Bartleby the Scrivener
How we cite our quotes:
Meanwhile Bartleby sat in his hermitage, oblivious to everything but his own particular business there. (32)
Bartleby is only separated from the office by a screen, yet still he manages to completely shut himself in – this demonstrates his ability to create his own isolated world.
Immediately then the thought came sweeping across me, what miserable friendlessness and loneliness are here revealed. His poverty is great, but his solitude, how horrible! Think of it. Of a Sunday, Wall Street is deserted as Petra, and every night of every day it is an emptiness. This building, too, which of weekdays hums with industry and life, at nightfall echoes with sheer vacancy, and all through Sunday is forlorn. And here Bartleby makes his home, sole spectator of a solitude which he has seen all populous – a sort of innocent and transformed Marius brooding among the ruins of Carthage! (51)
Despite the weirdness and wrongness of Bartleby's situation, the Narrator is profoundly moved by its piteousness – he assumes that Bartleby, like most other people, is affected somehow by his lack of human interaction.
The bond of common humanity now drew me irresistibly to gloom.

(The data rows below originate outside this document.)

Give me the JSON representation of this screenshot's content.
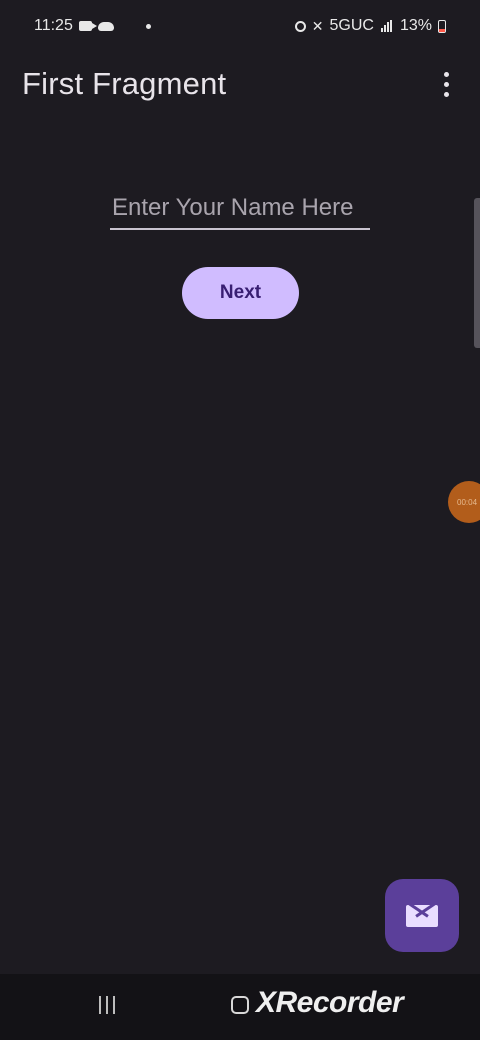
{
  "status_bar": {
    "time": "11:25",
    "network": "5GUC",
    "battery": "13%"
  },
  "toolbar": {
    "title": "First Fragment",
    "overflow_icon": "more-vert-icon"
  },
  "form": {
    "name_placeholder": "Enter Your Name Here",
    "name_value": "",
    "next_label": "Next"
  },
  "recorder_bubble": {
    "text": "00:04"
  },
  "fab": {
    "icon": "mail-icon",
    "color": "#5b3f9a"
  },
  "nav_bar": {
    "watermark": "XRecorder"
  },
  "colors": {
    "background": "#1d1b21",
    "primary": "#d0bcff",
    "on_primary": "#381e72"
  }
}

A fraternal melancholy! For both I and Bartleby were sons of Adam. I remembered the bright silks and sparkling faces I had seen that day, in gala trim, swanlike sailing down the Mississippi of Broadway; and I contrasted them with the pallid copyist, and thought to myself, Ah, happiness courts the light, so we deem the world is gay, but misery hides aloof, so we deem that misery there is none. (52)
The Narrator sadly ponders Bartleby's isolation, and keenly observes that since happy people want to be together and miserable ones keep themselves apart, we assume that everyone is happy, which is, as he observes, a pretty faulty logic.